▶ **RECORD EXTRACTS**:
BEGIN

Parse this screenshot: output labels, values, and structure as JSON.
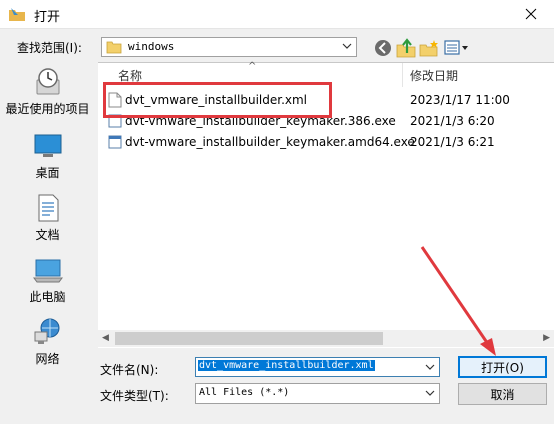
{
  "window": {
    "title": "打开"
  },
  "lookin": {
    "label": "查找范围(I):",
    "value": "windows"
  },
  "places": [
    {
      "label": "最近使用的项目",
      "icon": "recent-items-icon"
    },
    {
      "label": "桌面",
      "icon": "desktop-icon"
    },
    {
      "label": "文档",
      "icon": "documents-icon"
    },
    {
      "label": "此电脑",
      "icon": "this-pc-icon"
    },
    {
      "label": "网络",
      "icon": "network-icon"
    }
  ],
  "columns": {
    "name": "名称",
    "modified": "修改日期"
  },
  "files": [
    {
      "name": "dvt_vmware_installbuilder.xml",
      "modified": "2023/1/17 11:00",
      "icon": "xml-file-icon"
    },
    {
      "name": "dvt-vmware_installbuilder_keymaker.386.exe",
      "modified": "2021/1/3 6:20",
      "icon": "exe-file-icon"
    },
    {
      "name": "dvt-vmware_installbuilder_keymaker.amd64.exe",
      "modified": "2021/1/3 6:21",
      "icon": "exe-file-icon"
    }
  ],
  "filename": {
    "label": "文件名(N):",
    "value": "dvt_vmware_installbuilder.xml"
  },
  "filetype": {
    "label": "文件类型(T):",
    "value": "All Files (*.*)"
  },
  "buttons": {
    "open": "打开(O)",
    "cancel": "取消"
  },
  "colors": {
    "accent": "#0078d7",
    "annotation": "#e0393e"
  }
}
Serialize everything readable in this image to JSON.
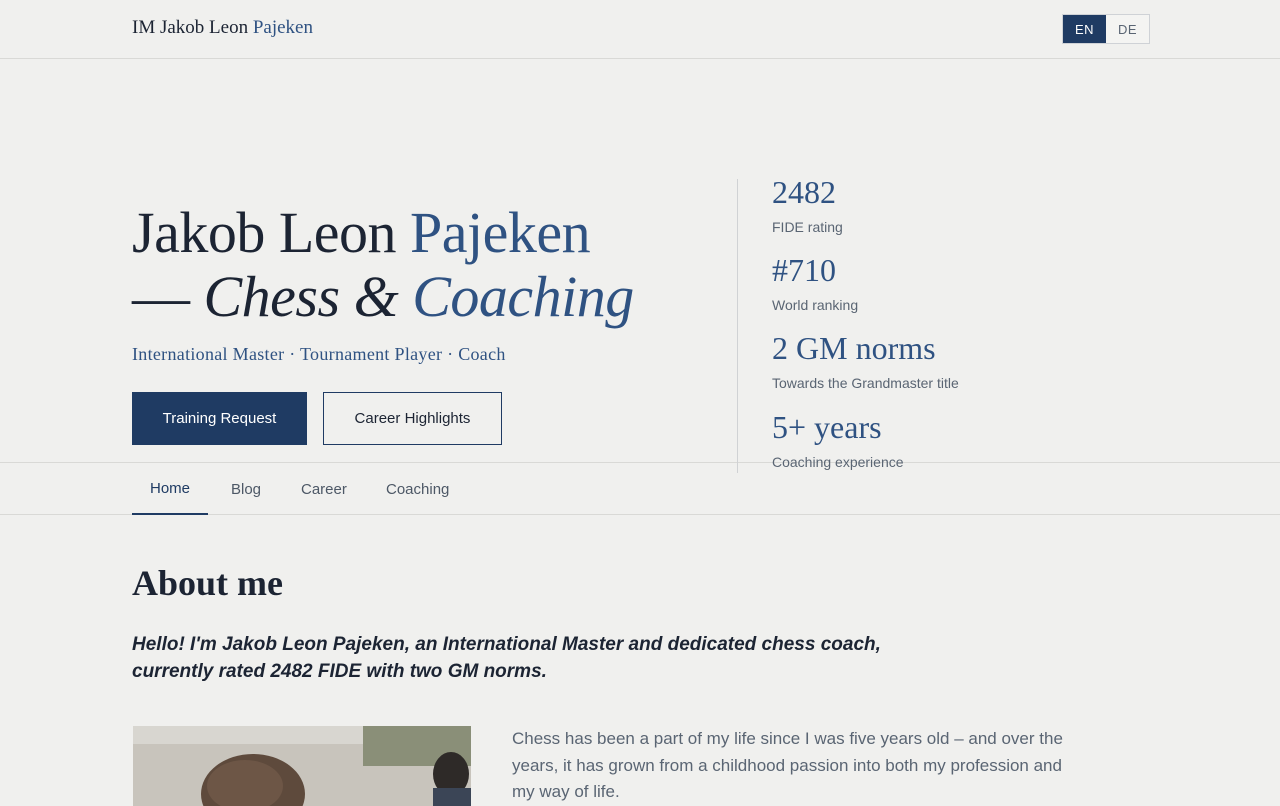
{
  "header": {
    "brand_main": "IM Jakob Leon",
    "brand_accent": "Pajeken",
    "lang_en": "EN",
    "lang_de": "DE"
  },
  "hero": {
    "name_first": "Jakob Leon",
    "name_last": "Pajeken",
    "line2_dash": "—",
    "line2_chess": "Chess &",
    "line2_coaching": "Coaching",
    "subtitle": "International Master · Tournament Player · Coach",
    "primary_button": "Training Request",
    "secondary_button": "Career Highlights"
  },
  "stats": [
    {
      "value": "2482",
      "label": "FIDE rating"
    },
    {
      "value": "#710",
      "label": "World ranking"
    },
    {
      "value": "2 GM norms",
      "label": "Towards the Grandmaster title"
    },
    {
      "value": "5+ years",
      "label": "Coaching experience"
    }
  ],
  "nav": {
    "items": [
      "Home",
      "Blog",
      "Career",
      "Coaching"
    ],
    "active": "Home"
  },
  "about": {
    "title": "About me",
    "lead": "Hello! I'm Jakob Leon Pajeken, an International Master and dedicated chess coach, currently rated 2482 FIDE with two GM norms.",
    "paragraph": "Chess has been a part of my life since I was five years old – and over the years, it has grown from a childhood passion into both my profession and my way of life."
  },
  "colors": {
    "background": "#f0f0ee",
    "accent": "#2f5282",
    "primary": "#1f3b63",
    "text": "#1c2433",
    "muted": "#5a6573"
  }
}
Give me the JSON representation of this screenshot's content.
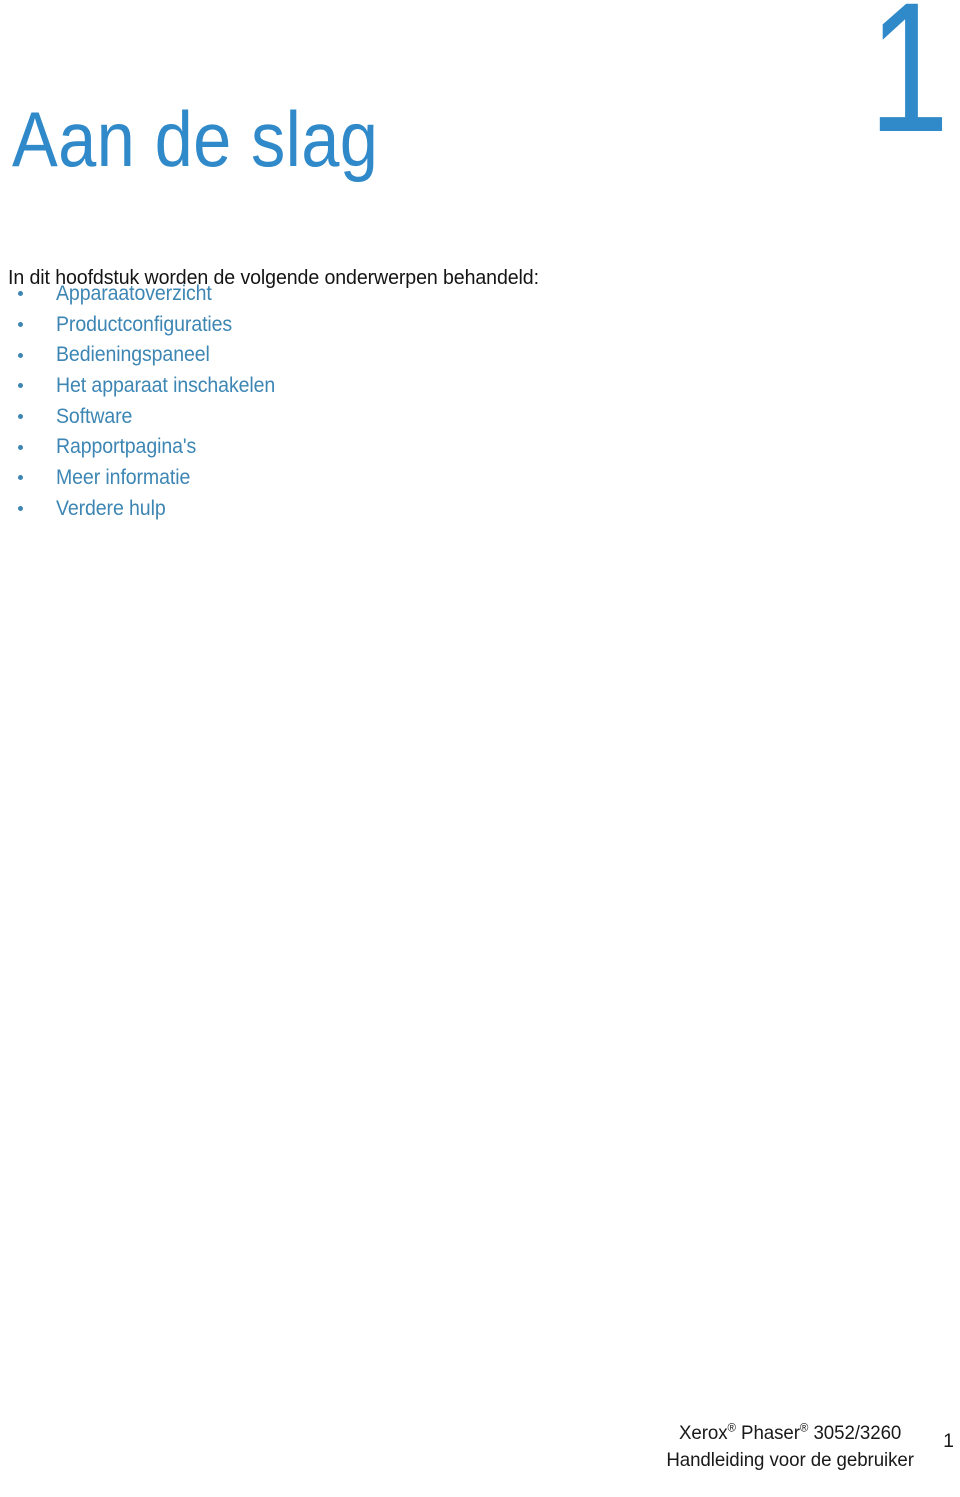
{
  "document": {
    "chapter_number": "1",
    "chapter_title": "Aan de slag",
    "intro_text": "In dit hoofdstuk worden de volgende onderwerpen behandeld:"
  },
  "topics": [
    {
      "label": "Apparaatoverzicht"
    },
    {
      "label": "Productconfiguraties"
    },
    {
      "label": "Bedieningspaneel"
    },
    {
      "label": "Het apparaat inschakelen"
    },
    {
      "label": "Software"
    },
    {
      "label": "Rapportpagina's"
    },
    {
      "label": "Meer informatie"
    },
    {
      "label": "Verdere hulp"
    }
  ],
  "footer": {
    "brand": "Xerox",
    "brand_mark": "®",
    "product_family": " Phaser",
    "product_mark": "®",
    "model": " 3052/3260",
    "subtitle": "Handleiding voor de gebruiker",
    "page_number": "1"
  },
  "colors": {
    "accent_blue": "#3089c8",
    "link_blue": "#3d86b4",
    "body_text": "#141414",
    "background": "#ffffff"
  }
}
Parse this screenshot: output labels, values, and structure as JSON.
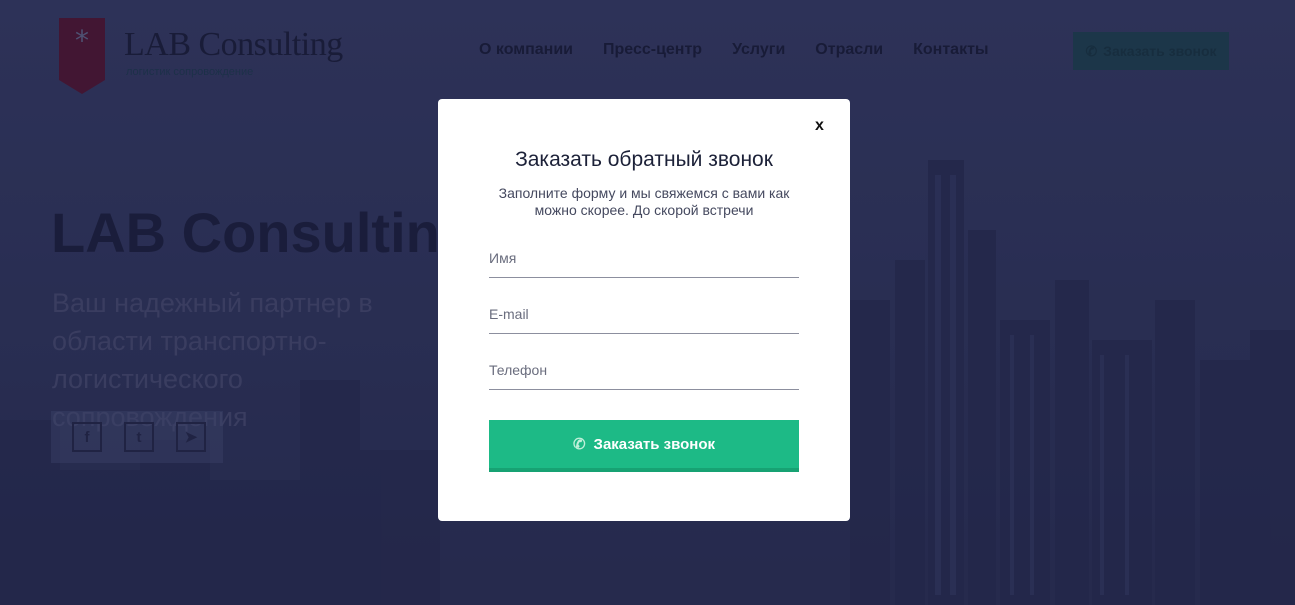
{
  "header": {
    "logo_title": "LAB Consulting",
    "logo_sub": "логистик сопровождение",
    "nav": [
      "О компании",
      "Пресс-центр",
      "Услуги",
      "Отрасли",
      "Контакты"
    ],
    "callback_button": "Заказать звонок"
  },
  "hero": {
    "title": "LAB Consulting",
    "subtitle": "Ваш надежный партнер в области транспортно-логистического сопровождения"
  },
  "social": [
    "facebook-icon",
    "twitter-icon",
    "telegram-icon"
  ],
  "modal": {
    "close_label": "x",
    "title": "Заказать обратный звонок",
    "text": "Заполните форму и мы свяжемся с вами как можно скорее. До скорой встречи",
    "name_placeholder": "Имя",
    "email_placeholder": "E-mail",
    "phone_placeholder": "Телефон",
    "submit_label": "Заказать звонок"
  },
  "colors": {
    "accent": "#1dba86",
    "background": "#2c3158",
    "logo": "#7a1b3a"
  }
}
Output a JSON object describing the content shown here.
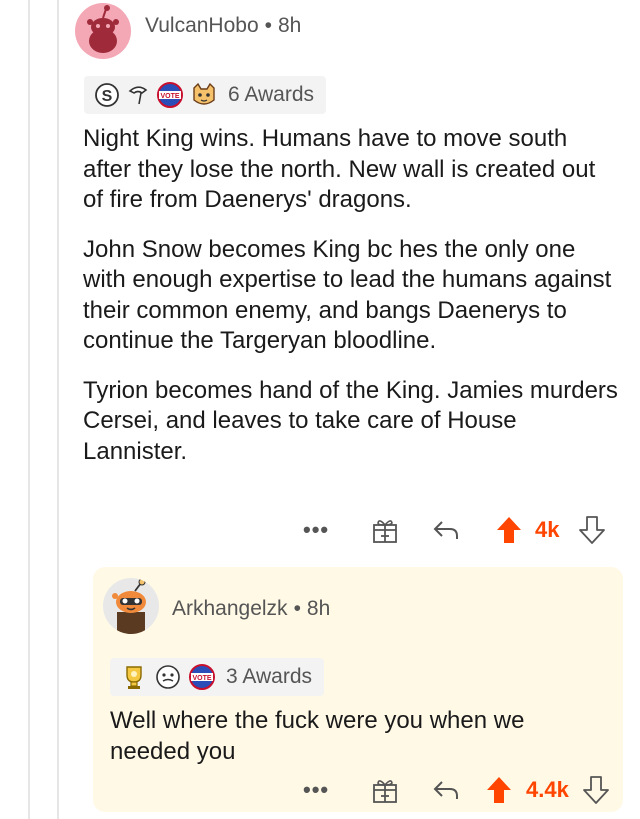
{
  "comment": {
    "username": "VulcanHobo",
    "separator": "•",
    "age": "8h",
    "awards_label": "6 Awards",
    "paragraphs": [
      "Night King wins. Humans have to move south after they lose the north. New wall is created out of fire from Daenerys' dragons.",
      "John Snow becomes King bc hes the only one with enough expertise to lead the humans against their common enemy, and bangs Daenerys to continue the Targeryan bloodline.",
      "Tyrion becomes hand of the King. Jamies murders Cersei, and leaves to take care of House Lannister."
    ],
    "more_label": "•••",
    "vote_count": "4k"
  },
  "reply": {
    "username": "Arkhangelzk",
    "separator": "•",
    "age": "8h",
    "awards_label": "3 Awards",
    "text": "Well where the fuck were you when we needed you",
    "more_label": "•••",
    "vote_count": "4.4k"
  },
  "colors": {
    "upvote": "#ff4500",
    "award_bg": "#f3f3f3",
    "reply_bg": "#fff9e6",
    "avatar_pink": "#f4a7b5",
    "meta_text": "#555555"
  },
  "icons": {
    "award_icons_top": [
      "silver-s-award-icon",
      "hat-award-icon",
      "vote-award-icon",
      "cat-award-icon"
    ],
    "award_icons_reply": [
      "trophy-award-icon",
      "face-award-icon",
      "vote-award-icon"
    ],
    "action_icons": [
      "more-icon",
      "gift-award-icon",
      "reply-arrow-icon",
      "upvote-arrow-icon",
      "downvote-arrow-icon"
    ]
  }
}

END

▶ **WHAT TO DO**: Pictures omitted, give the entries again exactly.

▶ **OUTPUT FOR THIS TASK**:
Parse this screenshot: output labels, values, and structure as JSON.
{
  "window": {
    "title": "打开"
  },
  "lookin": {
    "label": "查找范围(I):",
    "value": "windows"
  },
  "places": [
    {
      "label": "最近使用的项目",
      "icon": "recent-items-icon"
    },
    {
      "label": "桌面",
      "icon": "desktop-icon"
    },
    {
      "label": "文档",
      "icon": "documents-icon"
    },
    {
      "label": "此电脑",
      "icon": "this-pc-icon"
    },
    {
      "label": "网络",
      "icon": "network-icon"
    }
  ],
  "columns": {
    "name": "名称",
    "modified": "修改日期"
  },
  "files": [
    {
      "name": "dvt_vmware_installbuilder.xml",
      "modified": "2023/1/17 11:00",
      "icon": "xml-file-icon"
    },
    {
      "name": "dvt-vmware_installbuilder_keymaker.386.exe",
      "modified": "2021/1/3 6:20",
      "icon": "exe-file-icon"
    },
    {
      "name": "dvt-vmware_installbuilder_keymaker.amd64.exe",
      "modified": "2021/1/3 6:21",
      "icon": "exe-file-icon"
    }
  ],
  "filename": {
    "label": "文件名(N):",
    "value": "dvt_vmware_installbuilder.xml"
  },
  "filetype": {
    "label": "文件类型(T):",
    "value": "All Files (*.*)"
  },
  "buttons": {
    "open": "打开(O)",
    "cancel": "取消"
  },
  "colors": {
    "accent": "#0078d7",
    "annotation": "#e0393e"
  }
}
Serialize everything readable in this image to JSON.
{
  "header": {
    "brand_main": "IM Jakob Leon",
    "brand_accent": "Pajeken",
    "lang_en": "EN",
    "lang_de": "DE"
  },
  "hero": {
    "name_first": "Jakob Leon",
    "name_last": "Pajeken",
    "line2_dash": "—",
    "line2_chess": "Chess &",
    "line2_coaching": "Coaching",
    "subtitle": "International Master · Tournament Player · Coach",
    "primary_button": "Training Request",
    "secondary_button": "Career Highlights"
  },
  "stats": [
    {
      "value": "2482",
      "label": "FIDE rating"
    },
    {
      "value": "#710",
      "label": "World ranking"
    },
    {
      "value": "2 GM norms",
      "label": "Towards the Grandmaster title"
    },
    {
      "value": "5+ years",
      "label": "Coaching experience"
    }
  ],
  "nav": {
    "items": [
      "Home",
      "Blog",
      "Career",
      "Coaching"
    ],
    "active": "Home"
  },
  "about": {
    "title": "About me",
    "lead": "Hello! I'm Jakob Leon Pajeken, an International Master and dedicated chess coach, currently rated 2482 FIDE with two GM norms.",
    "paragraph": "Chess has been a part of my life since I was five years old – and over the years, it has grown from a childhood passion into both my profession and my way of life."
  },
  "colors": {
    "background": "#f0f0ee",
    "accent": "#2f5282",
    "primary": "#1f3b63",
    "text": "#1c2433",
    "muted": "#5a6573"
  }
}
Give me the JSON representation of this screenshot's content.
{
  "document": {
    "chapter_number": "1",
    "chapter_title": "Aan de slag",
    "intro_text": "In dit hoofdstuk worden de volgende onderwerpen behandeld:"
  },
  "topics": [
    {
      "label": "Apparaatoverzicht"
    },
    {
      "label": "Productconfiguraties"
    },
    {
      "label": "Bedieningspaneel"
    },
    {
      "label": "Het apparaat inschakelen"
    },
    {
      "label": "Software"
    },
    {
      "label": "Rapportpagina's"
    },
    {
      "label": "Meer informatie"
    },
    {
      "label": "Verdere hulp"
    }
  ],
  "footer": {
    "brand": "Xerox",
    "brand_mark": "®",
    "product_family": " Phaser",
    "product_mark": "®",
    "model": " 3052/3260",
    "subtitle": "Handleiding voor de gebruiker",
    "page_number": "1"
  },
  "colors": {
    "accent_blue": "#3089c8",
    "link_blue": "#3d86b4",
    "body_text": "#141414",
    "background": "#ffffff"
  }
}
Parse this screenshot: output labels, values, and structure as JSON.
{
  "header": {
    "logo_title": "LAB Consulting",
    "logo_sub": "логистик сопровождение",
    "nav": [
      "О компании",
      "Пресс-центр",
      "Услуги",
      "Отрасли",
      "Контакты"
    ],
    "callback_button": "Заказать звонок"
  },
  "hero": {
    "title": "LAB Consulting",
    "subtitle": "Ваш надежный партнер в области транспортно-логистического сопровождения"
  },
  "social": [
    "facebook-icon",
    "twitter-icon",
    "telegram-icon"
  ],
  "modal": {
    "close_label": "x",
    "title": "Заказать обратный звонок",
    "text": "Заполните форму и мы свяжемся с вами как можно скорее. До скорой встречи",
    "name_placeholder": "Имя",
    "email_placeholder": "E-mail",
    "phone_placeholder": "Телефон",
    "submit_label": "Заказать звонок"
  },
  "colors": {
    "accent": "#1dba86",
    "background": "#2c3158",
    "logo": "#7a1b3a"
  }
}
Output a JSON object describing the content shown here.
{
  "comment": {
    "username": "VulcanHobo",
    "separator": "•",
    "age": "8h",
    "awards_label": "6 Awards",
    "paragraphs": [
      "Night King wins. Humans have to move south after they lose the north. New wall is created out of fire from Daenerys' dragons.",
      "John Snow becomes King bc hes the only one with enough expertise to lead the humans against their common enemy, and bangs Daenerys to continue the Targeryan bloodline.",
      "Tyrion becomes hand of the King. Jamies murders Cersei, and leaves to take care of House Lannister."
    ],
    "more_label": "•••",
    "vote_count": "4k"
  },
  "reply": {
    "username": "Arkhangelzk",
    "separator": "•",
    "age": "8h",
    "awards_label": "3 Awards",
    "text": "Well where the fuck were you when we needed you",
    "more_label": "•••",
    "vote_count": "4.4k"
  },
  "colors": {
    "upvote": "#ff4500",
    "award_bg": "#f3f3f3",
    "reply_bg": "#fff9e6",
    "avatar_pink": "#f4a7b5",
    "meta_text": "#555555"
  },
  "icons": {
    "award_icons_top": [
      "silver-s-award-icon",
      "hat-award-icon",
      "vote-award-icon",
      "cat-award-icon"
    ],
    "award_icons_reply": [
      "trophy-award-icon",
      "face-award-icon",
      "vote-award-icon"
    ],
    "action_icons": [
      "more-icon",
      "gift-award-icon",
      "reply-arrow-icon",
      "upvote-arrow-icon",
      "downvote-arrow-icon"
    ]
  }
}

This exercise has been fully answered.